Consultancy or executive interim management? When interim management is the best solution for companies

If you are looking to bring external senior skills into your business on a temporary basis, you may be hesitating between a consultant and an executive interim manager. Indeed, there is an overlap between the two roles. And in some cases, consultancy may be the right solution. Several key differences, however, show that executive interim management is often more appropriate.

The crucial difference to note is that the role of consultancy is purely advisory: a consultant will audit a business, analyse their findings, and on that basis provide a set of recommendations tailored to that company. They will not, however, take the lead in the implementation of those recommendations.

A hands-on role

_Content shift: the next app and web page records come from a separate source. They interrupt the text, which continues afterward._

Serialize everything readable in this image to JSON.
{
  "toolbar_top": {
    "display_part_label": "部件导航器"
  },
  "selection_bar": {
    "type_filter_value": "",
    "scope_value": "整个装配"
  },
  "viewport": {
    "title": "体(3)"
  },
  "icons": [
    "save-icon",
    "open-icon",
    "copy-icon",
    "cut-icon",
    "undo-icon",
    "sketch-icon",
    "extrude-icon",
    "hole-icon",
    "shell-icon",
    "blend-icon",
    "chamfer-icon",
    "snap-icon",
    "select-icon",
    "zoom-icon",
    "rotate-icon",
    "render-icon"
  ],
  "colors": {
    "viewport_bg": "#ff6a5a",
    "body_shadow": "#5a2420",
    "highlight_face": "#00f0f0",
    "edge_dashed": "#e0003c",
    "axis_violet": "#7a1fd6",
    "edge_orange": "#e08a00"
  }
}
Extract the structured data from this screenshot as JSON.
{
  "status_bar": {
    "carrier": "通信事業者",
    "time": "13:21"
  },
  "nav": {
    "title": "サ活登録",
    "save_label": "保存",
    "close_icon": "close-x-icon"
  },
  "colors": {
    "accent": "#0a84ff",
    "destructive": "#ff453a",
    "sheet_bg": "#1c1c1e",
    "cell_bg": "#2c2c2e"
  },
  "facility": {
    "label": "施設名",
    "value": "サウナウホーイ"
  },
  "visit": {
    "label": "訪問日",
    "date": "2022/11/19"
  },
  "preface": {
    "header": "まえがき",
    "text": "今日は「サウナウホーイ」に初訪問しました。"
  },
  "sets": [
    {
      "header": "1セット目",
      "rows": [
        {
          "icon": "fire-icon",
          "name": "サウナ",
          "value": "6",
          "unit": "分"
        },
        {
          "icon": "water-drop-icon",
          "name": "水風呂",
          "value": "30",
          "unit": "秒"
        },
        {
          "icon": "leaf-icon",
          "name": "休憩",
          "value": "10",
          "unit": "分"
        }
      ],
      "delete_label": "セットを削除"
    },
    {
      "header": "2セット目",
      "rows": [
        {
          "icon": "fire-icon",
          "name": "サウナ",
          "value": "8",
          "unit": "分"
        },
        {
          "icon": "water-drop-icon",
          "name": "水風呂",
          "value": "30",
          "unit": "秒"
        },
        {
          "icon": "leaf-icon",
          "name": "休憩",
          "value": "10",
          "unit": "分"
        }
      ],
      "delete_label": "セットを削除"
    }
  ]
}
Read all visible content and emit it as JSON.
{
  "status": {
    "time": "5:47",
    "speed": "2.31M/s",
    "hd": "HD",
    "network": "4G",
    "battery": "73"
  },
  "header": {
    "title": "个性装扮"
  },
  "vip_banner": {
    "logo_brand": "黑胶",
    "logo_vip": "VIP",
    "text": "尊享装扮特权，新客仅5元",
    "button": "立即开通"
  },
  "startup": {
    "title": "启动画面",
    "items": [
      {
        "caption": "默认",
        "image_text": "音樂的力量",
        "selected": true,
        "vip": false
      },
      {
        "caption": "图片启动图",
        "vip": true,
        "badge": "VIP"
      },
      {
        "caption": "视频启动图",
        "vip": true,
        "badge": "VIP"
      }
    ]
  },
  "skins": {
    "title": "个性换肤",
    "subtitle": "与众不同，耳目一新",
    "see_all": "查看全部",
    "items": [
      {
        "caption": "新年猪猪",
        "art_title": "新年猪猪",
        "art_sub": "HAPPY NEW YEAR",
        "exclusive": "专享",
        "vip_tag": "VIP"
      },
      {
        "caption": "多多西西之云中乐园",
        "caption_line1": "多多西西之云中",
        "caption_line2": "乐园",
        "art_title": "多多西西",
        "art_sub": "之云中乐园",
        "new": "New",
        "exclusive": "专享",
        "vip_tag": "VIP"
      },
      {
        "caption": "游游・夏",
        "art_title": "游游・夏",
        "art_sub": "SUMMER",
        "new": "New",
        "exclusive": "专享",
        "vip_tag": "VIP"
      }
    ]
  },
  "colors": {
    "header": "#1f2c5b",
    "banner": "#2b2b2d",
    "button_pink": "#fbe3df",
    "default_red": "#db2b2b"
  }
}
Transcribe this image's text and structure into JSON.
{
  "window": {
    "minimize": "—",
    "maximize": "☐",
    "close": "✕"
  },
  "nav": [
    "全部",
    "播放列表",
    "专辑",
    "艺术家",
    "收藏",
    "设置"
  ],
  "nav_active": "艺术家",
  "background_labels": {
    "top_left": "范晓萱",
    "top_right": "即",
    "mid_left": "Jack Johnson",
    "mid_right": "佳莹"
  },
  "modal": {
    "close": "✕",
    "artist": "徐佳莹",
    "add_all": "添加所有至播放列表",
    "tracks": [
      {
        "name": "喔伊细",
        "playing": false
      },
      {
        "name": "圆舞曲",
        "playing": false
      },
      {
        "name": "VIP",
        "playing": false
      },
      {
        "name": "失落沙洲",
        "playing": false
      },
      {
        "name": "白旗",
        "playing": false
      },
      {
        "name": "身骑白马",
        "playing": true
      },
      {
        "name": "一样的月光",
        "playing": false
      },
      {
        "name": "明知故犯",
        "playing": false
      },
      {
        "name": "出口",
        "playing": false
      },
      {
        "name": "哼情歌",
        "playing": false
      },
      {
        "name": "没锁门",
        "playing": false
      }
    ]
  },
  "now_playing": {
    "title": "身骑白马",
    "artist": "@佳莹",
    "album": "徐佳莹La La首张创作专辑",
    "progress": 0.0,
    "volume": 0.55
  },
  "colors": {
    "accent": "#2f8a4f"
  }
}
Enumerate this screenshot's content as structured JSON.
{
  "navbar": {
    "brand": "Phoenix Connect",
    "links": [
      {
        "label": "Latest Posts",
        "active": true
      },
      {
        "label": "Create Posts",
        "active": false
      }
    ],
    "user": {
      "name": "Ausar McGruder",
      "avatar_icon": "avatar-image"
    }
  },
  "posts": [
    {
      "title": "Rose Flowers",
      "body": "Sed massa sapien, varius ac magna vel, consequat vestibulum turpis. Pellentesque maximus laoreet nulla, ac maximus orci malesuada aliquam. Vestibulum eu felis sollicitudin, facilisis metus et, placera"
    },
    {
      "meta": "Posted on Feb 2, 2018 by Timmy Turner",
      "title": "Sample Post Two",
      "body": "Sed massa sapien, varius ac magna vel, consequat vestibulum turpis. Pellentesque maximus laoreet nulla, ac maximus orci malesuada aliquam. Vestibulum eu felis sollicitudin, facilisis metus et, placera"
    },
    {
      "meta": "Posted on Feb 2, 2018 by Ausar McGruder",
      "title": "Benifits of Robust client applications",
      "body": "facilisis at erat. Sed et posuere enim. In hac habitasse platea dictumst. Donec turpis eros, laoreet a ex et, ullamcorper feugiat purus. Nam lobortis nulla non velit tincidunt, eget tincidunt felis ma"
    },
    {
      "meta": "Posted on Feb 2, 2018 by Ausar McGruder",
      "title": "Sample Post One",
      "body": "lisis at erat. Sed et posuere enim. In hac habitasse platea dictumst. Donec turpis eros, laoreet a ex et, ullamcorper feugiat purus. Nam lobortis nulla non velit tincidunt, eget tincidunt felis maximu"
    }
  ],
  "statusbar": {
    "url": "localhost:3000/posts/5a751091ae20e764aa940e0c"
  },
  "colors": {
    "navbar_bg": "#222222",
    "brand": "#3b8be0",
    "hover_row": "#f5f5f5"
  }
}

First, most evidently, executive interim managers do not just gain an in-depth understanding of a company’s operations, opportunities, challenges and risks: they also spearhead the implementation of the transformations needed. In situations where companies have a skill or experience gap within their senior management, this is vital. This leadership role ensures that the changes recommended are duly implemented in the most appropriate manner.

Working with your staff

Another ramification of this operational involvement is that executive interim managers actually work with a business’s staff: interacting with the rest of the team on a prolonged basis provides them with an even better understanding of the dynamics at stake, and of the finer subtleties of the issues to address, which could be harder for a consultant to detect, due to their more limited involvement.

This also allows for an on-going feedback loop, whereby the executive interim manager is able to adjust the strategies to implement over time based on the day-to-day experience they accrue within the business.

Greater accountability

What is more, executive interim managers’ hands-on role within the company means that they are subject to more immediate accountability: while the impact of the recommendations made by a consultant can take some time to become measurable, executive interim managers are responsible for carrying out the transformations needed, and are thus more directly answerable to the company.

100% focus on the company’s best interests

Finally, it can be said that executive interim managers are good consultants, but not every consultant is a good manager. They are also more likely to work with their own teams, where an executive interim manager would work directly with the company’s staff.